To celebrate the 50th anniversary of Brown v. Board of Education, the Library has created two new exhibits: this online exhibit and a physical exhibit in the Library.

Online, we have combined striking images from the past 50 years with a collection of links to other Web sites. Select a decade from the timeline above to explore Brown and its consequences.

The physical exhibit is housed in the display cases in the Dolliver Reading Room on the fourth floor of the Library. We have arrayed books, articles, and photographs along a timeline annotated with significant judicial decisions in the civil rights movement. The exhibit draws from both national and local events, and uses many non-legal materials to provide context for important legal landmarks.

Brown v. Board of Education overruled the principle of “separate but equal” and ordered the desegregation of the nation’s schools with “all deliberate speed.” Brown also signaled the beginning of the modern civil rights movement. Our exhibits explore this momentous history very briefly: if you are interested in further research, relevant books in the Library’s collection have been placed on open reserve.

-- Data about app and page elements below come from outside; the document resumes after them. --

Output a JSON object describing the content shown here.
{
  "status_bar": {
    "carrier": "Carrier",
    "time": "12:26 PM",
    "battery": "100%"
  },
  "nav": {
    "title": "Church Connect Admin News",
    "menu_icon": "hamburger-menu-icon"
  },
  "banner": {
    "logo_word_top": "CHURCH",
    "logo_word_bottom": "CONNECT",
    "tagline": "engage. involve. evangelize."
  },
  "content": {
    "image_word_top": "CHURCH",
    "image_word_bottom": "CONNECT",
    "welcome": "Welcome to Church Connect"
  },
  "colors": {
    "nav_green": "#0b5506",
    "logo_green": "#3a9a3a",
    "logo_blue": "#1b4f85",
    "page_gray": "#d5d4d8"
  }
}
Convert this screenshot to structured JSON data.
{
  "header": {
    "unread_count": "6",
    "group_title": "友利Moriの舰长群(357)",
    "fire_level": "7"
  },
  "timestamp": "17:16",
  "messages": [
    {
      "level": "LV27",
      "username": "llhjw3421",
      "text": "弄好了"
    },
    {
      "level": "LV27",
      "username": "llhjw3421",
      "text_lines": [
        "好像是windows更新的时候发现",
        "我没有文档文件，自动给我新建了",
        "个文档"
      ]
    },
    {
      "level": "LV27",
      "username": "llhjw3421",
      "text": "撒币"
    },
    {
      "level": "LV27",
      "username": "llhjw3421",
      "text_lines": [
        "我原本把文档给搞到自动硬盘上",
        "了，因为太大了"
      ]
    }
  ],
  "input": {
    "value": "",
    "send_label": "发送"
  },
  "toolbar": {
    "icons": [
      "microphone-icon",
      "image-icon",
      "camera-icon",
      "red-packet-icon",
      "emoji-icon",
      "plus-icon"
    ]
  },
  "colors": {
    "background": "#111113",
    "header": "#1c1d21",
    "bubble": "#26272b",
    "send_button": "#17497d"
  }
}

Please send questions or comments about these exhibits to the Law Library at startingpoints@seattleu.edu.

Brown v. Board of Education 50th Anniversary

This photograph, taken by Bradley Smith, was part of a pamphlet entitled “How about a decent school for me?” published by the NAACP, dealing with desegregation of Southern schools. Source: Library of Congress, Prints and Photographs Division [LC-USZ62-122614]


Test your knowledge, play the Brown games.
 

The Library would like to thank:

  • Joshua Curry
  • Museum of History and Industry
  • Paul Rockwell
  • Seattle Post Intelligencer
  • Seattle School District Archives
  • University of Michigan Photo Services